Pacific Southwest Research Station

 

Pacific Southwest Research Station
800 Buchanan Street
West Annex Building
Albany, CA 94710-0011

(510) 559-6300

United States Department of Agriculture Forest Service. USDA logo which links to the department's national site. Forest Service logo which links to the agency's national site.

Urban Ecosystems and Social Dynamics

Urban Ecosystems and Processes

Air

Emissions of carbon dioxide from power plants and other sources contribute to climate change. Motor vehicles are a primary source of other air pollutants that can threaten human health and environmental quality. Urban forests improve air quality by reducing atmospheric carbon dioxide levels and absorbing air pollutants. Trees can directly sequester carbon dioxide as woody and foliar biomass while they grow. By shading buildings and streets, trees reduce energy used for heating and air conditioning, thereby lowering emissions from power plants. Properly planted and managed trees can also reduce the level of particulates, ozone and other pollutants in the atmosphere. Consult the references below for additional information on how trees influence air quality.

Studies
  1. EcoSMART - EnergyWise

  2. Effects of Residential Trees on Air Quality in Sacramento, CA

  3. Effects of Tree Cover on Parking Lot Microclimate and Evaporative Hydrocarbon Emissions from Parked Vehicles

  4. Guidelines for Energy Conservation and Carbon Dioxide Reductions through Urban Forestry

  5. Impacts of Shade Trees in Parking Lots in Davis, CA

  6. Miscellaneous Air Literature

  7. Neighborhood-scale temperature variation related to canopy cover differences in Southern California

  8. Olympic torch's ripple effect

  9. Sacramento Parking Lot Tree Shade Ordinance

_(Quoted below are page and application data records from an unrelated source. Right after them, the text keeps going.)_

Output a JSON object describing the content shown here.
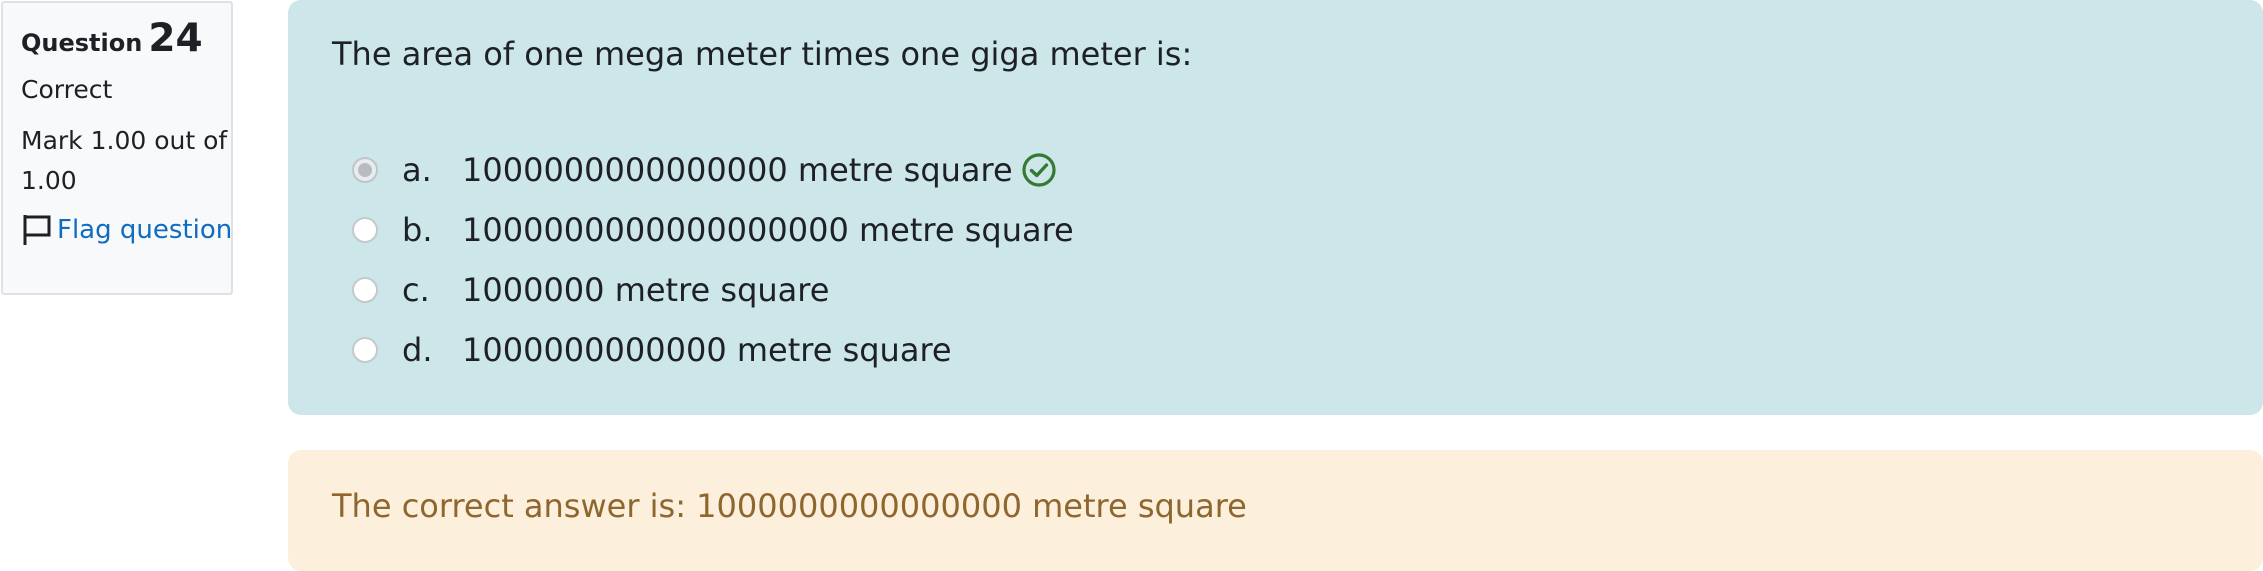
{
  "info": {
    "question_word": "Question",
    "question_number": "24",
    "state": "Correct",
    "grade": "Mark 1.00 out of 1.00",
    "flag_label": "Flag question"
  },
  "question": {
    "text": "The area of one mega meter times one giga meter is:",
    "answers": [
      {
        "letter": "a.",
        "text": "1000000000000000 metre square",
        "selected": true,
        "correct": true
      },
      {
        "letter": "b.",
        "text": "1000000000000000000 metre square",
        "selected": false,
        "correct": false
      },
      {
        "letter": "c.",
        "text": "1000000 metre square",
        "selected": false,
        "correct": false
      },
      {
        "letter": "d.",
        "text": "1000000000000 metre square",
        "selected": false,
        "correct": false
      }
    ]
  },
  "feedback": {
    "right_answer": "The correct answer is: 1000000000000000 metre square"
  },
  "icons": {
    "flag": "flag-icon",
    "correct": "check-circle-icon",
    "radio": "radio-button"
  },
  "colors": {
    "question_bg": "#cce6ea",
    "feedback_bg": "#fcefdc",
    "feedback_text": "#8e662e",
    "link": "#0f6cbf",
    "correct_green": "#357a32"
  }
}
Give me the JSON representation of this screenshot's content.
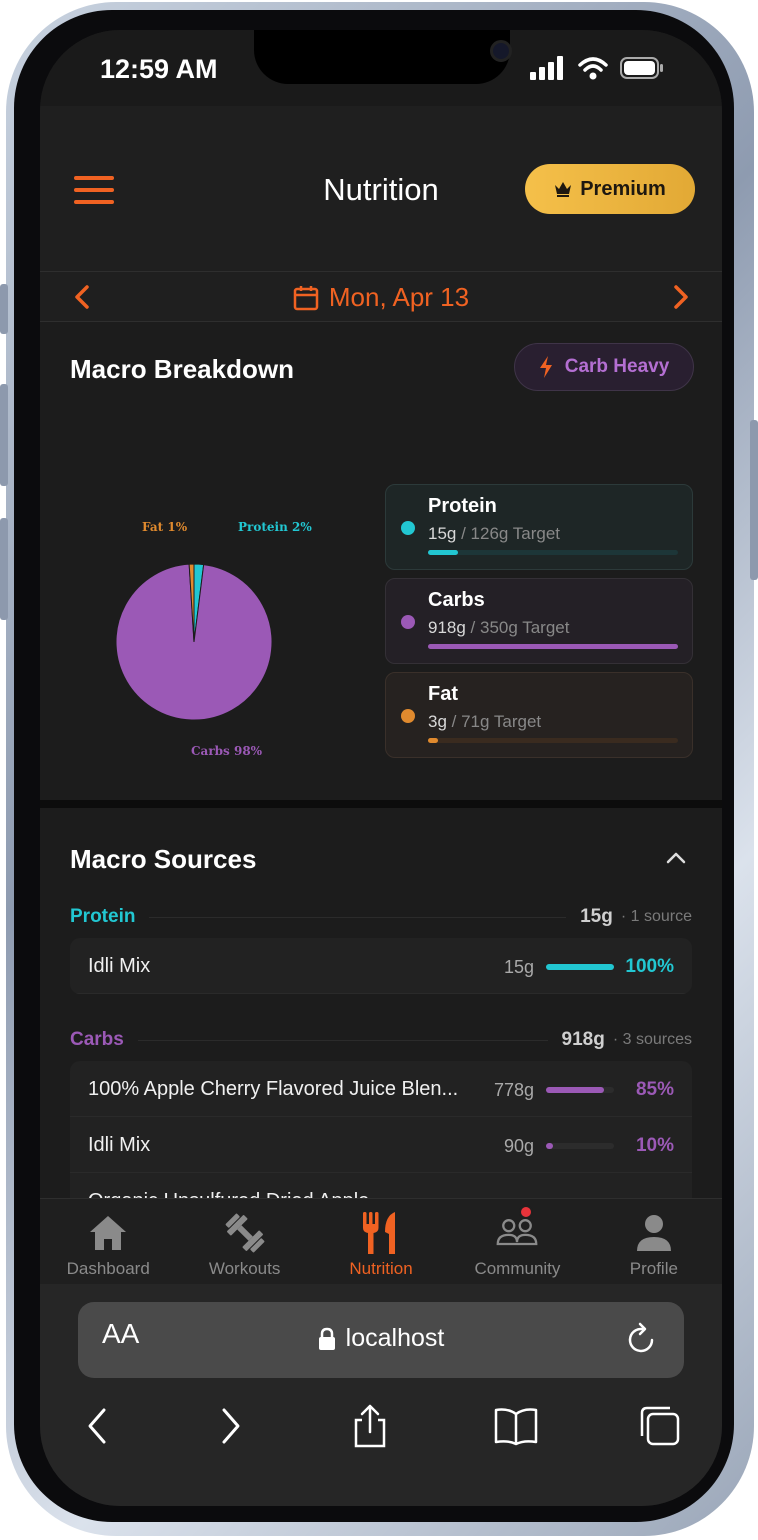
{
  "status_bar": {
    "time": "12:59 AM"
  },
  "header": {
    "title": "Nutrition",
    "premium_label": "Premium"
  },
  "date_nav": {
    "date": "Mon, Apr 13"
  },
  "macro_breakdown": {
    "title": "Macro Breakdown",
    "badge": "Carb Heavy",
    "macros": [
      {
        "name": "Protein",
        "value": "15g",
        "target": " / 126g Target",
        "color": "#22c7d2",
        "track": "#1d3638",
        "progress": 0.12,
        "box_bg": "#1e2626",
        "box_border": "#2c3a3a"
      },
      {
        "name": "Carbs",
        "value": "918g",
        "target": " / 350g Target",
        "color": "#9b59b6",
        "track": "#3a2a44",
        "progress": 1.0,
        "box_bg": "#242026",
        "box_border": "#343036"
      },
      {
        "name": "Fat",
        "value": "3g",
        "target": " / 71g Target",
        "color": "#e08a2e",
        "track": "#3a2b1f",
        "progress": 0.04,
        "box_bg": "#262220",
        "box_border": "#3a302a"
      }
    ]
  },
  "chart_data": {
    "type": "pie",
    "title": "",
    "slices": [
      {
        "label": "Carbs 98%",
        "value": 98,
        "color": "#9b59b6"
      },
      {
        "label": "Fat 1%",
        "value": 1,
        "color": "#e08a2e"
      },
      {
        "label": "Protein 2%",
        "value": 2,
        "color": "#22c7d2"
      }
    ]
  },
  "macro_sources": {
    "title": "Macro Sources",
    "groups": [
      {
        "name": "Protein",
        "color": "#22c7d2",
        "total": "15g",
        "count": "· 1 source",
        "items": [
          {
            "name": "Idli Mix",
            "grams": "15g",
            "pct": "100%",
            "fraction": 1.0
          }
        ]
      },
      {
        "name": "Carbs",
        "color": "#9b59b6",
        "total": "918g",
        "count": "· 3 sources",
        "items": [
          {
            "name": "100% Apple Cherry Flavored Juice Blen...",
            "grams": "778g",
            "pct": "85%",
            "fraction": 0.85
          },
          {
            "name": "Idli Mix",
            "grams": "90g",
            "pct": "10%",
            "fraction": 0.1
          },
          {
            "name": "Organic Unsulfured Dried Apple",
            "grams": "",
            "pct": "",
            "fraction": 0.05
          }
        ]
      }
    ]
  },
  "bottom_nav": {
    "items": [
      {
        "label": "Dashboard",
        "icon": "home-icon"
      },
      {
        "label": "Workouts",
        "icon": "dumbbell-icon"
      },
      {
        "label": "Nutrition",
        "icon": "fork-knife-icon",
        "active": true
      },
      {
        "label": "Community",
        "icon": "community-icon"
      },
      {
        "label": "Profile",
        "icon": "person-icon"
      }
    ],
    "active_color": "#f06222"
  },
  "browser": {
    "text_size": "AA",
    "url": "localhost"
  }
}
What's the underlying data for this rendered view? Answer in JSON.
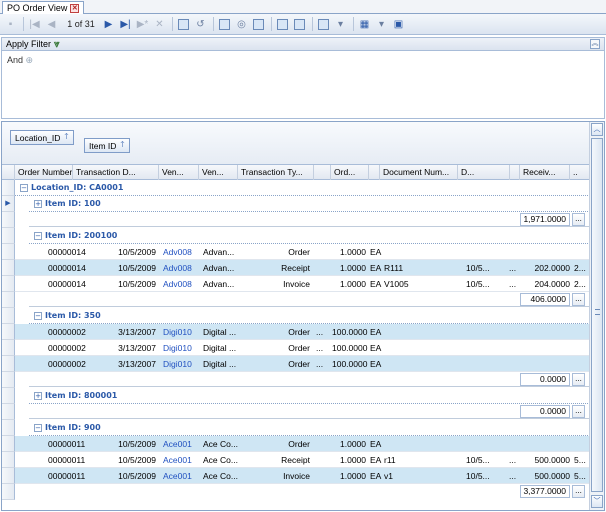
{
  "tab": {
    "title": "PO Order View",
    "close_icon": "close-icon"
  },
  "toolbar": {
    "pager": "1 of 31",
    "icons": [
      "save-icon",
      "first-page-icon",
      "prev-page-icon",
      "next-page-icon",
      "last-page-icon",
      "new-record-icon",
      "delete-icon",
      "print-icon",
      "refresh-icon",
      "print-preview-icon",
      "zoom-icon",
      "export-icon",
      "copy-icon",
      "paste-icon",
      "layout-icon",
      "chart-icon",
      "view-icon"
    ]
  },
  "filter": {
    "header": "Apply Filter",
    "condition": "And"
  },
  "grouping": {
    "chips": [
      "Location_ID",
      "Item ID"
    ]
  },
  "columns": [
    "Order Number",
    "Transaction D...",
    "Ven...",
    "Ven...",
    "Transaction Ty...",
    "",
    "Ord...",
    "",
    "Document Num...",
    "D...",
    "",
    "Receiv...",
    ".."
  ],
  "groups": {
    "location": "Location_ID: CA0001",
    "item_100": "Item ID: 100",
    "item_200100": "Item ID: 200100",
    "item_350": "Item ID: 350",
    "item_800001": "Item ID: 800001",
    "item_900": "Item ID: 900"
  },
  "summaries": {
    "s100": "1,971.0000",
    "s200100": "406.0000",
    "s350": "0.0000",
    "s800001": "0.0000",
    "total": "3,377.0000",
    "more": "..."
  },
  "rows_200100": [
    {
      "order": "00000014",
      "date": "10/5/2009",
      "vid": "Adv008",
      "vname": "Advan...",
      "type": "Order",
      "qty": "1.0000",
      "uom": "EA",
      "doc": "",
      "d": "",
      "rec": "",
      "tail": ""
    },
    {
      "order": "00000014",
      "date": "10/5/2009",
      "vid": "Adv008",
      "vname": "Advan...",
      "type": "Receipt",
      "qty": "1.0000",
      "uom": "EA",
      "doc": "R111",
      "d": "10/5...",
      "rec": "202.0000",
      "tail": "2..."
    },
    {
      "order": "00000014",
      "date": "10/5/2009",
      "vid": "Adv008",
      "vname": "Advan...",
      "type": "Invoice",
      "qty": "1.0000",
      "uom": "EA",
      "doc": "V1005",
      "d": "10/5...",
      "rec": "204.0000",
      "tail": "2..."
    }
  ],
  "rows_350": [
    {
      "order": "00000002",
      "date": "3/13/2007",
      "vid": "Digi010",
      "vname": "Digital ...",
      "type": "Order",
      "qty": "100.0000",
      "uom": "EA"
    },
    {
      "order": "00000002",
      "date": "3/13/2007",
      "vid": "Digi010",
      "vname": "Digital ...",
      "type": "Order",
      "qty": "100.0000",
      "uom": "EA"
    },
    {
      "order": "00000002",
      "date": "3/13/2007",
      "vid": "Digi010",
      "vname": "Digital ...",
      "type": "Order",
      "qty": "100.0000",
      "uom": "EA"
    }
  ],
  "rows_900": [
    {
      "order": "00000011",
      "date": "10/5/2009",
      "vid": "Ace001",
      "vname": "Ace Co...",
      "type": "Order",
      "qty": "1.0000",
      "uom": "EA",
      "doc": "",
      "d": "",
      "rec": "",
      "tail": ""
    },
    {
      "order": "00000011",
      "date": "10/5/2009",
      "vid": "Ace001",
      "vname": "Ace Co...",
      "type": "Receipt",
      "qty": "1.0000",
      "uom": "EA",
      "doc": "r11",
      "d": "10/5...",
      "rec": "500.0000",
      "tail": "5..."
    },
    {
      "order": "00000011",
      "date": "10/5/2009",
      "vid": "Ace001",
      "vname": "Ace Co...",
      "type": "Invoice",
      "qty": "1.0000",
      "uom": "EA",
      "doc": "v1",
      "d": "10/5...",
      "rec": "500.0000",
      "tail": "5..."
    }
  ],
  "ellipsis": "...",
  "dots": "..."
}
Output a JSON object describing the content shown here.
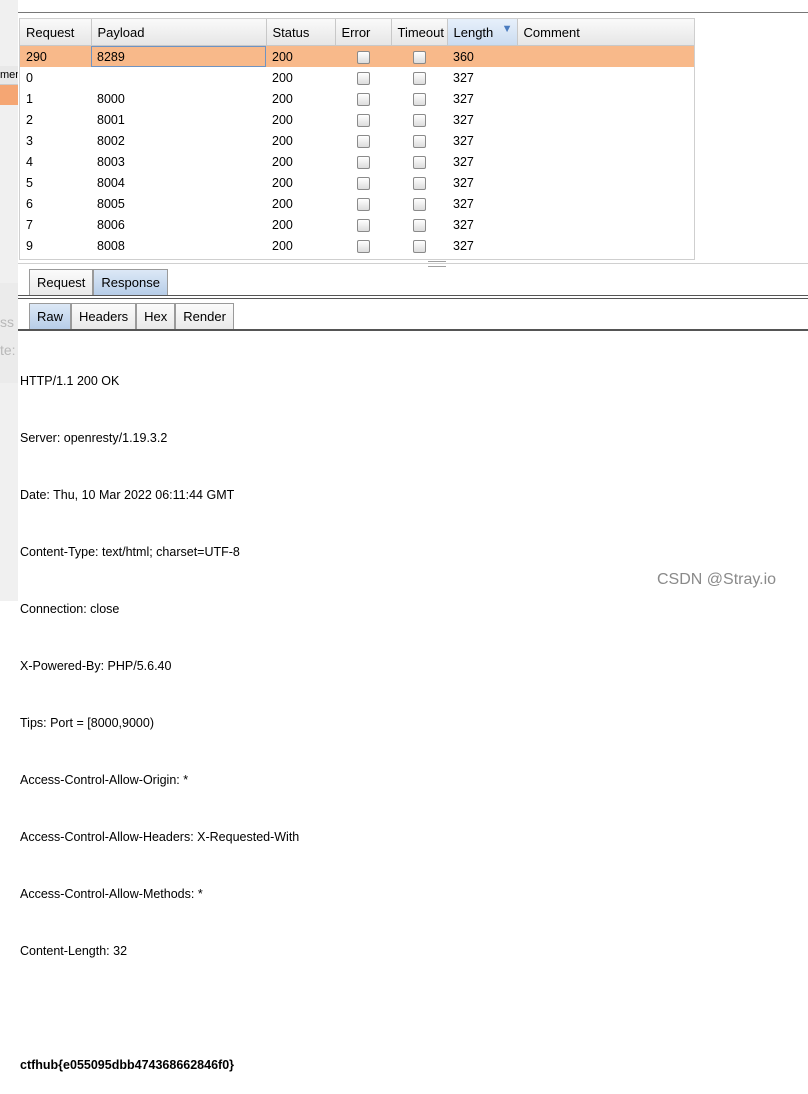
{
  "gutter": {
    "label_fragment": "ment",
    "faded_fragment_1": "ss",
    "faded_fragment_2": "te:"
  },
  "results_table": {
    "columns": [
      "Request",
      "Payload",
      "Status",
      "Error",
      "Timeout",
      "Length",
      "Comment"
    ],
    "sort_indicator": "▼",
    "rows": [
      {
        "request": "290",
        "payload": "8289",
        "status": "200",
        "length": "360",
        "comment": ""
      },
      {
        "request": "0",
        "payload": "",
        "status": "200",
        "length": "327",
        "comment": ""
      },
      {
        "request": "1",
        "payload": "8000",
        "status": "200",
        "length": "327",
        "comment": ""
      },
      {
        "request": "2",
        "payload": "8001",
        "status": "200",
        "length": "327",
        "comment": ""
      },
      {
        "request": "3",
        "payload": "8002",
        "status": "200",
        "length": "327",
        "comment": ""
      },
      {
        "request": "4",
        "payload": "8003",
        "status": "200",
        "length": "327",
        "comment": ""
      },
      {
        "request": "5",
        "payload": "8004",
        "status": "200",
        "length": "327",
        "comment": ""
      },
      {
        "request": "6",
        "payload": "8005",
        "status": "200",
        "length": "327",
        "comment": ""
      },
      {
        "request": "7",
        "payload": "8006",
        "status": "200",
        "length": "327",
        "comment": ""
      },
      {
        "request": "9",
        "payload": "8008",
        "status": "200",
        "length": "327",
        "comment": ""
      }
    ]
  },
  "message_tabs": {
    "request_label": "Request",
    "response_label": "Response",
    "active": "Response"
  },
  "view_tabs": {
    "raw_label": "Raw",
    "headers_label": "Headers",
    "hex_label": "Hex",
    "render_label": "Render",
    "active": "Raw"
  },
  "response_lines": [
    "HTTP/1.1 200 OK",
    "Server: openresty/1.19.3.2",
    "Date: Thu, 10 Mar 2022 06:11:44 GMT",
    "Content-Type: text/html; charset=UTF-8",
    "Connection: close",
    "X-Powered-By: PHP/5.6.40",
    "Tips: Port = [8000,9000)",
    "Access-Control-Allow-Origin: *",
    "Access-Control-Allow-Headers: X-Requested-With",
    "Access-Control-Allow-Methods: *",
    "Content-Length: 32",
    "",
    "ctfhub{e055095dbb474368662846f0}"
  ],
  "watermark": "CSDN @Stray.io",
  "colors": {
    "selected_row": "#f8b98a",
    "active_tab": "#b7cde8"
  }
}
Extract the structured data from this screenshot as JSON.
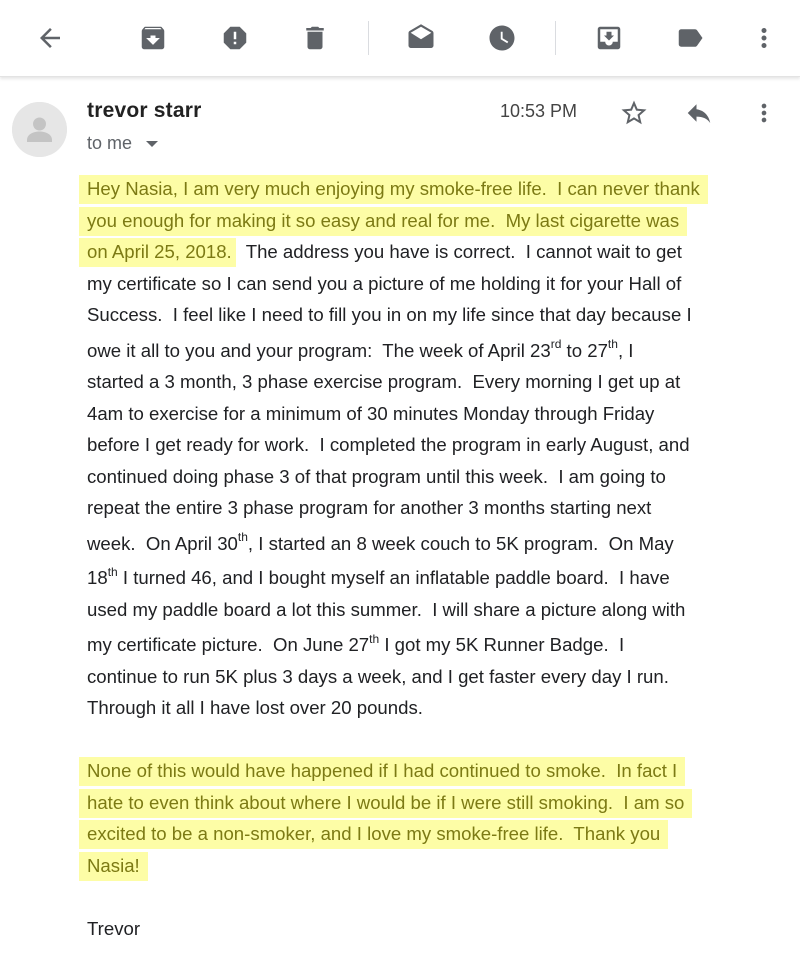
{
  "toolbar": {
    "buttons": [
      {
        "name": "back",
        "icon": "arrow-left-icon"
      },
      {
        "name": "archive",
        "icon": "archive-icon"
      },
      {
        "name": "report-spam",
        "icon": "report-spam-icon"
      },
      {
        "name": "delete",
        "icon": "trash-icon"
      },
      {
        "name": "mark-unread",
        "icon": "mark-unread-icon"
      },
      {
        "name": "snooze",
        "icon": "clock-icon"
      },
      {
        "name": "move-to",
        "icon": "move-to-inbox-icon"
      },
      {
        "name": "label",
        "icon": "label-icon"
      },
      {
        "name": "more",
        "icon": "more-vertical-icon"
      }
    ]
  },
  "email": {
    "sender": "trevor starr",
    "recipient": "to me",
    "time": "10:53 PM",
    "lines": {
      "l1": "Hey Nasia, I am very much enjoying my smoke-free life.  I can never thank",
      "l2": "you enough for making it so easy and real for me.  My last cigarette was",
      "l3a": "on April 25, 2018.",
      "l3b": "  The address you have is correct.  I cannot wait to get",
      "l4": "my certificate so I can send you a picture of me holding it for your Hall of",
      "l5": "Success.  I feel like I need to fill you in on my life since that day because I",
      "l6a": "owe it all to you and your program:  The week of April 23",
      "l6sup1": "rd",
      "l6b": " to 27",
      "l6sup2": "th",
      "l6c": ", I",
      "l7": "started a 3 month, 3 phase exercise program.  Every morning I get up at",
      "l8": "4am to exercise for a minimum of 30 minutes Monday through Friday",
      "l9": "before I get ready for work.  I completed the program in early August, and",
      "l10": "continued doing phase 3 of that program until this week.  I am going to",
      "l11": "repeat the entire 3 phase program for another 3 months starting next",
      "l12a": "week.  On April 30",
      "l12sup": "th",
      "l12b": ", I started an 8 week couch to 5K program.  On May",
      "l13a": "18",
      "l13sup": "th",
      "l13b": " I turned 46, and I bought myself an inflatable paddle board.  I have",
      "l14": "used my paddle board a lot this summer.  I will share a picture along with",
      "l15a": "my certificate picture.  On June 27",
      "l15sup": "th",
      "l15b": " I got my 5K Runner Badge.  I",
      "l16": "continue to run 5K plus 3 days a week, and I get faster every day I run.",
      "l17": "Through it all I have lost over 20 pounds.",
      "p2l1": "None of this would have happened if I had continued to smoke.  In fact I",
      "p2l2": "hate to even think about where I would be if I were still smoking.  I am so",
      "p2l3": "excited to be a non-smoker, and I love my smoke-free life.  Thank you",
      "p2l4": "Nasia!",
      "signature": "Trevor"
    }
  },
  "colors": {
    "highlight": "#fdfda6",
    "highlight_text": "#7c7a14",
    "icon": "#5f6368"
  }
}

USDA logo which links to the department's national site. Forest Service logo which links to the agency's national site.